- **App and web page records**:
━━━━

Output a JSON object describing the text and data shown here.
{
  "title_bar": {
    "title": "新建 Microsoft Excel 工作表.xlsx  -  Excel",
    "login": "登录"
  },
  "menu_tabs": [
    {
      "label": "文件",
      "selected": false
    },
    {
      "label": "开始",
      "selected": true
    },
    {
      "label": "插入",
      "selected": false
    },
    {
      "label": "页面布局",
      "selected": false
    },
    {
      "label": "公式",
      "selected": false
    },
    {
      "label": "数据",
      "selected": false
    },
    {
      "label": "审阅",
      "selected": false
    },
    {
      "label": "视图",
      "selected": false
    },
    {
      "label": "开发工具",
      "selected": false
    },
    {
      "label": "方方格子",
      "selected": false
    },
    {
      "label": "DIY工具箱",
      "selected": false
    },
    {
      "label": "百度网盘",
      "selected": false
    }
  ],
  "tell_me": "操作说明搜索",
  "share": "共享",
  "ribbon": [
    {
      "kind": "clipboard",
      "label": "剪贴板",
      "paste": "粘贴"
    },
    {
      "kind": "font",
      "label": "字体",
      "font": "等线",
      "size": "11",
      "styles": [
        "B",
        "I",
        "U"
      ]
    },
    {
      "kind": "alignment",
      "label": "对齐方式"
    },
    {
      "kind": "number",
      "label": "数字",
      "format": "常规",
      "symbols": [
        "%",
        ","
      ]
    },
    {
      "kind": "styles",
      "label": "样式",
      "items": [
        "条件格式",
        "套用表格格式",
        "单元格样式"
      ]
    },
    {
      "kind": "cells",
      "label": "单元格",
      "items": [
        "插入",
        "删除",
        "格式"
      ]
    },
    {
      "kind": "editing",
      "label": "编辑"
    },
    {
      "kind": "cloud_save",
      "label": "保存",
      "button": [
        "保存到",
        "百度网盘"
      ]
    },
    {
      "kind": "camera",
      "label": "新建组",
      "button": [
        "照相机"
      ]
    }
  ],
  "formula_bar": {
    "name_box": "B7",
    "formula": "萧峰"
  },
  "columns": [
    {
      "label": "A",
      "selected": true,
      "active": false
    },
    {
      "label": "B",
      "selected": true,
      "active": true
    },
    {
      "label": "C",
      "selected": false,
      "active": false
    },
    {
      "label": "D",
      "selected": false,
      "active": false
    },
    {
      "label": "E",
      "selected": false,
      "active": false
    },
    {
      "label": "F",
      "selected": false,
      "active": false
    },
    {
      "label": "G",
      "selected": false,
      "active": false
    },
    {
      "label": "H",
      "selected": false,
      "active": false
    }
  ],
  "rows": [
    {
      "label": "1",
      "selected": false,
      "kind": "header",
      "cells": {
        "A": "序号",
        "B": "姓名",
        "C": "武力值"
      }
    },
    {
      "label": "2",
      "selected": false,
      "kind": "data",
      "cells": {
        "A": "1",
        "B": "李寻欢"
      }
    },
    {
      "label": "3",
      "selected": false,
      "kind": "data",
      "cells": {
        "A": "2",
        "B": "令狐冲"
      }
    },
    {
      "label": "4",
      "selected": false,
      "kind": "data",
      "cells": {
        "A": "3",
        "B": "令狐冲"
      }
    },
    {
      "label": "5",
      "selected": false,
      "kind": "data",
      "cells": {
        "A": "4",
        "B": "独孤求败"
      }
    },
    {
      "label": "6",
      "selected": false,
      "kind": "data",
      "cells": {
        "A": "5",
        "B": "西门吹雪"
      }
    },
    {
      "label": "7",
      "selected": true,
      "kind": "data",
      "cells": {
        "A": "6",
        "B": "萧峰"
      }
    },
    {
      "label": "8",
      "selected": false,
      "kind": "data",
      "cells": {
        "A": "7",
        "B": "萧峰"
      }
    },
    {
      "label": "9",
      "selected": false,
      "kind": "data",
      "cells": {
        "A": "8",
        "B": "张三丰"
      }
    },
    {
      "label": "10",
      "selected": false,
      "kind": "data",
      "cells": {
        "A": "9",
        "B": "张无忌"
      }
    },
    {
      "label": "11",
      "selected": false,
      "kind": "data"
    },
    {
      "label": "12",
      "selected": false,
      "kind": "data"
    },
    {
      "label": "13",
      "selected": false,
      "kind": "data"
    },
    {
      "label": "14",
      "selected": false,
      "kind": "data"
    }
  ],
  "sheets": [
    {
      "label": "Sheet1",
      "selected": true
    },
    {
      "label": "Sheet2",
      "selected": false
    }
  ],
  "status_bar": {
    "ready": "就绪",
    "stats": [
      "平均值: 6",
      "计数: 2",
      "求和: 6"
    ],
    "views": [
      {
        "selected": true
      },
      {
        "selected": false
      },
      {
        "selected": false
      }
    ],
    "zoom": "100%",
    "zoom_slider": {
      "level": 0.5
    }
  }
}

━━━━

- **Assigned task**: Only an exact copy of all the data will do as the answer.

- **Answer for this exercise**:
Output a JSON object describing the text and data shown here.
{
  "title_bar": {
    "title": "新建 Microsoft Excel 工作表.xlsx  -  Excel",
    "login": "登录"
  },
  "menu_tabs": [
    {
      "label": "文件",
      "selected": false
    },
    {
      "label": "开始",
      "selected": true
    },
    {
      "label": "插入",
      "selected": false
    },
    {
      "label": "页面布局",
      "selected": false
    },
    {
      "label": "公式",
      "selected": false
    },
    {
      "label": "数据",
      "selected": false
    },
    {
      "label": "审阅",
      "selected": false
    },
    {
      "label": "视图",
      "selected": false
    },
    {
      "label": "开发工具",
      "selected": false
    },
    {
      "label": "方方格子",
      "selected": false
    },
    {
      "label": "DIY工具箱",
      "selected": false
    },
    {
      "label": "百度网盘",
      "selected": false
    }
  ],
  "tell_me": "操作说明搜索",
  "share": "共享",
  "ribbon": [
    {
      "kind": "clipboard",
      "label": "剪贴板",
      "paste": "粘贴"
    },
    {
      "kind": "font",
      "label": "字体",
      "font": "等线",
      "size": "11",
      "styles": [
        "B",
        "I",
        "U"
      ]
    },
    {
      "kind": "alignment",
      "label": "对齐方式"
    },
    {
      "kind": "number",
      "label": "数字",
      "format": "常规",
      "symbols": [
        "%",
        ","
      ]
    },
    {
      "kind": "styles",
      "label": "样式",
      "items": [
        "条件格式",
        "套用表格格式",
        "单元格样式"
      ]
    },
    {
      "kind": "cells",
      "label": "单元格",
      "items": [
        "插入",
        "删除",
        "格式"
      ]
    },
    {
      "kind": "editing",
      "label": "编辑"
    },
    {
      "kind": "cloud_save",
      "label": "保存",
      "button": [
        "保存到",
        "百度网盘"
      ]
    },
    {
      "kind": "camera",
      "label": "新建组",
      "button": [
        "照相机"
      ]
    }
  ],
  "formula_bar": {
    "name_box": "B7",
    "formula": "萧峰"
  },
  "columns": [
    {
      "label": "A",
      "selected": true,
      "active": false
    },
    {
      "label": "B",
      "selected": true,
      "active": true
    },
    {
      "label": "C",
      "selected": false,
      "active": false
    },
    {
      "label": "D",
      "selected": false,
      "active": false
    },
    {
      "label": "E",
      "selected": false,
      "active": false
    },
    {
      "label": "F",
      "selected": false,
      "active": false
    },
    {
      "label": "G",
      "selected": false,
      "active": false
    },
    {
      "label": "H",
      "selected": false,
      "active": false
    }
  ],
  "rows": [
    {
      "label": "1",
      "selected": false,
      "kind": "header",
      "cells": {
        "A": "序号",
        "B": "姓名",
        "C": "武力值"
      }
    },
    {
      "label": "2",
      "selected": false,
      "kind": "data",
      "cells": {
        "A": "1",
        "B": "李寻欢"
      }
    },
    {
      "label": "3",
      "selected": false,
      "kind": "data",
      "cells": {
        "A": "2",
        "B": "令狐冲"
      }
    },
    {
      "label": "4",
      "selected": false,
      "kind": "data",
      "cells": {
        "A": "3",
        "B": "令狐冲"
      }
    },
    {
      "label": "5",
      "selected": false,
      "kind": "data",
      "cells": {
        "A": "4",
        "B": "独孤求败"
      }
    },
    {
      "label": "6",
      "selected": false,
      "kind": "data",
      "cells": {
        "A": "5",
        "B": "西门吹雪"
      }
    },
    {
      "label": "7",
      "selected": true,
      "kind": "data",
      "cells": {
        "A": "6",
        "B": "萧峰"
      }
    },
    {
      "label": "8",
      "selected": false,
      "kind": "data",
      "cells": {
        "A": "7",
        "B": "萧峰"
      }
    },
    {
      "label": "9",
      "selected": false,
      "kind": "data",
      "cells": {
        "A": "8",
        "B": "张三丰"
      }
    },
    {
      "label": "10",
      "selected": false,
      "kind": "data",
      "cells": {
        "A": "9",
        "B": "张无忌"
      }
    },
    {
      "label": "11",
      "selected": false,
      "kind": "data"
    },
    {
      "label": "12",
      "selected": false,
      "kind": "data"
    },
    {
      "label": "13",
      "selected": false,
      "kind": "data"
    },
    {
      "label": "14",
      "selected": false,
      "kind": "data"
    }
  ],
  "sheets": [
    {
      "label": "Sheet1",
      "selected": true
    },
    {
      "label": "Sheet2",
      "selected": false
    }
  ],
  "status_bar": {
    "ready": "就绪",
    "stats": [
      "平均值: 6",
      "计数: 2",
      "求和: 6"
    ],
    "views": [
      {
        "selected": true
      },
      {
        "selected": false
      },
      {
        "selected": false
      }
    ],
    "zoom": "100%",
    "zoom_slider": {
      "level": 0.5
    }
  }
}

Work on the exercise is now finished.